That’s because the rule went far beyond what even the draconian Clean Air Act calls for.
“The flawed rule would have hit coal-fired electric plants in particular, and especially those based in Texas,” the Wall Street Journal reports. “EPA’s illegal micro-managing of state air-quality plans was so specific that immediately after the rule-making it was clear that coal-powered energy production at Texas-based plants operated by Luminant, a big utility, would have to be cut. Tuesday’s ruling means Luminant will be able to keep 1,300 megawatts of power online in Texas, which needs more electricity because unlike other parts of the U.S. in the Obama era it is growing. Luminant had announced it would need to lay off roughly 500 workers in mining and electricity production. Now the utility says those jobs have been spared, thanks to the court’s intervention.”
“Over the last four years, the EPA has run roughshod over state authority as if states were merely branch offices of the federal government,” says Kathleen Hartnett White, director of the Texas Public Policy Foundation’s Armstrong Center for Energy & the Environment. “Amidst rapid growth of our population and economy, Texas’s record of continual air quality improvement demonstrates that the Flex Permits work far better than the EPA’s one-size-fits-all, top-down approach.”
The real issue for EPA Administrator Lisa Jackson is that Congress refused President Barack Obama’s cap-and-trade scheme, so she’s attempting to accomplish the same ends through rule-making.

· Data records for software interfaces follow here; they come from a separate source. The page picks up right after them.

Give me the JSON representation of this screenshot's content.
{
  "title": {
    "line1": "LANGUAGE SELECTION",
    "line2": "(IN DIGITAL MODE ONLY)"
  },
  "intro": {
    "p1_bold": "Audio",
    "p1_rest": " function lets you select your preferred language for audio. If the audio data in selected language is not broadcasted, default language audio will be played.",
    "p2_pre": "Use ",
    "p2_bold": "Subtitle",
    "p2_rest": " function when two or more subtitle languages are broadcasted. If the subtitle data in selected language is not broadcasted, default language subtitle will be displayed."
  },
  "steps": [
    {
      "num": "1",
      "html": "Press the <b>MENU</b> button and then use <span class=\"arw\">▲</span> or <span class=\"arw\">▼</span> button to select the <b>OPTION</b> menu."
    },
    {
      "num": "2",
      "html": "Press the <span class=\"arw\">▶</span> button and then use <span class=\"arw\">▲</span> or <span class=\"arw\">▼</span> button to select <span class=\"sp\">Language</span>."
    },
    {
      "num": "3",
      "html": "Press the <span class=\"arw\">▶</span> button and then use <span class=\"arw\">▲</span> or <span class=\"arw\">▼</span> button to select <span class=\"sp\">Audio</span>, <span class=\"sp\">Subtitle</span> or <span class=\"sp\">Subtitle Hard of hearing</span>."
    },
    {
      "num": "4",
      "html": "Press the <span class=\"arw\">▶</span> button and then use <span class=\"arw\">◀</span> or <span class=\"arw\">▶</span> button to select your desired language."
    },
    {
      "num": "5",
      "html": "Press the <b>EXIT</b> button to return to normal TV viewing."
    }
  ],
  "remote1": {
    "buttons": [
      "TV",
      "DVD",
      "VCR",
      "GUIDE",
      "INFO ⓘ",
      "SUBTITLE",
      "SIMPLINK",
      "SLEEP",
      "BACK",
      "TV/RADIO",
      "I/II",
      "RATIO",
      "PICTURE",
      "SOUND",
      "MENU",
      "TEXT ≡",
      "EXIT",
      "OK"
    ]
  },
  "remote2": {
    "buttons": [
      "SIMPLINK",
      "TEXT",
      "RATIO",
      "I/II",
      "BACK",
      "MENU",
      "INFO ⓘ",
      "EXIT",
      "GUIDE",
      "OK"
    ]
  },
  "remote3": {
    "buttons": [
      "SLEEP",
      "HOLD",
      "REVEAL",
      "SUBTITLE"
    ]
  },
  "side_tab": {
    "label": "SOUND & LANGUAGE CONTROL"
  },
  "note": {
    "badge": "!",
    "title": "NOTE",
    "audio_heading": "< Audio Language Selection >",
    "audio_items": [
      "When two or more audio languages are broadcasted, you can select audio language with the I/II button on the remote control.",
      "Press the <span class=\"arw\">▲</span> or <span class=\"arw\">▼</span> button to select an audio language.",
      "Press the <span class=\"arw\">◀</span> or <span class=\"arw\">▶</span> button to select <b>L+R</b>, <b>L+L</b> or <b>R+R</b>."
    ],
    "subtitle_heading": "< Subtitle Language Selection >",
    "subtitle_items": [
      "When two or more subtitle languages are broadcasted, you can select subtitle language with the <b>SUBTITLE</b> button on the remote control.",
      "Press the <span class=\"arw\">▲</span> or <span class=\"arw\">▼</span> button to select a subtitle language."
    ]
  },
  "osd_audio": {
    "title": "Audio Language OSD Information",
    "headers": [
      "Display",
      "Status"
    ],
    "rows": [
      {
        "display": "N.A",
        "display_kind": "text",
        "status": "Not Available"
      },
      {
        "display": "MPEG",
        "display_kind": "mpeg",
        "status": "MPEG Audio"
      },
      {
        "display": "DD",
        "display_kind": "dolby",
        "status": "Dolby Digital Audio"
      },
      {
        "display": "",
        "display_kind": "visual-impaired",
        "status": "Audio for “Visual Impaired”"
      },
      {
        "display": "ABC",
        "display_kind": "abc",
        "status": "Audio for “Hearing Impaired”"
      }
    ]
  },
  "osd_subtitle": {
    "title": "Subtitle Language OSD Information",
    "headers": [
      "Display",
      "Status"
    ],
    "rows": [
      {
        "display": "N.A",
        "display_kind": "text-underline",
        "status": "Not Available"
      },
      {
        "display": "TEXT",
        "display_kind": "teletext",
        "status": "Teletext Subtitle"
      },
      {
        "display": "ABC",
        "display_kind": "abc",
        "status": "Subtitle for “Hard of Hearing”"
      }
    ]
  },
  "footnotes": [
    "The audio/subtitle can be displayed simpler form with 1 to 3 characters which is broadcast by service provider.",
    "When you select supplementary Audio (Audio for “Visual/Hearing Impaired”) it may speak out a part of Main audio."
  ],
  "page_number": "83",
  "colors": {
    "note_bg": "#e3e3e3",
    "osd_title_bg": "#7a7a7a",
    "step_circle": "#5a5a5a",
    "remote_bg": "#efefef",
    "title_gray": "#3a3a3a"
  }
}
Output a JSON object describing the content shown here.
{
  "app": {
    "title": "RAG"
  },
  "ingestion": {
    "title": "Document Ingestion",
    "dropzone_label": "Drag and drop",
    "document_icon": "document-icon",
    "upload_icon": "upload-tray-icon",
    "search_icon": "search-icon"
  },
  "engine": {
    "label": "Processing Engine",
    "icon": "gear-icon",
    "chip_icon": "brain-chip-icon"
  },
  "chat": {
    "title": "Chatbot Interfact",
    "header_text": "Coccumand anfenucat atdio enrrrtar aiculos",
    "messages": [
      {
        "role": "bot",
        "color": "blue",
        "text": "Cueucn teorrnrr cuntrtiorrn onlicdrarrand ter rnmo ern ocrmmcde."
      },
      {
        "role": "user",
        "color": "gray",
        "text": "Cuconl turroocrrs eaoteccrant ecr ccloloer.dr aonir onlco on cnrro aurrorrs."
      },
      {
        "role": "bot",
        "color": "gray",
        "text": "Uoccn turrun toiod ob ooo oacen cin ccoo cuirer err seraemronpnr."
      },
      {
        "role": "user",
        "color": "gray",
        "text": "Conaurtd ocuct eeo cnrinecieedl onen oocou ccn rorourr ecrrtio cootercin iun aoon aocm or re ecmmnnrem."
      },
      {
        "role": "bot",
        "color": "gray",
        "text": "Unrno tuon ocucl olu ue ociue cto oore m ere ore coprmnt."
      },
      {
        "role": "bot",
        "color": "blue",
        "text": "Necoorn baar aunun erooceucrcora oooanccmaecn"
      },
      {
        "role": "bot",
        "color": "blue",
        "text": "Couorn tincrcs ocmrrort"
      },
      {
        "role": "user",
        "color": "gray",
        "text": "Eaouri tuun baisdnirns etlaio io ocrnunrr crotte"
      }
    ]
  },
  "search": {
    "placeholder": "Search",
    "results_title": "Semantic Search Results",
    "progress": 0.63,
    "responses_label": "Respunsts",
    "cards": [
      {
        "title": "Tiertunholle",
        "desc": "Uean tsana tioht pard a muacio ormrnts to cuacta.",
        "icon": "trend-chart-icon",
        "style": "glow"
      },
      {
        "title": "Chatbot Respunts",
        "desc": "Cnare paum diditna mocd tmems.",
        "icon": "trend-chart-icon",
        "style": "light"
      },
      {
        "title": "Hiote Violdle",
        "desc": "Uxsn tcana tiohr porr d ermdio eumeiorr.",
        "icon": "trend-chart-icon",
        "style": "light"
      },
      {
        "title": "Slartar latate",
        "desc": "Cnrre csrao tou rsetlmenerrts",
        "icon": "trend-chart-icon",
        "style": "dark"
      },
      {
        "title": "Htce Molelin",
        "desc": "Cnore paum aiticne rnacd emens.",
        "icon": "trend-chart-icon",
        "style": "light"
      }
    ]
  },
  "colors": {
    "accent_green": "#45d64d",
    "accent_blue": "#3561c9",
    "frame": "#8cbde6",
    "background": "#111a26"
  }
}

As the Journal points out, “Tuesday’s ruling underscores how much more damaging the EPA could be without re-election restraint in a second Obama term.”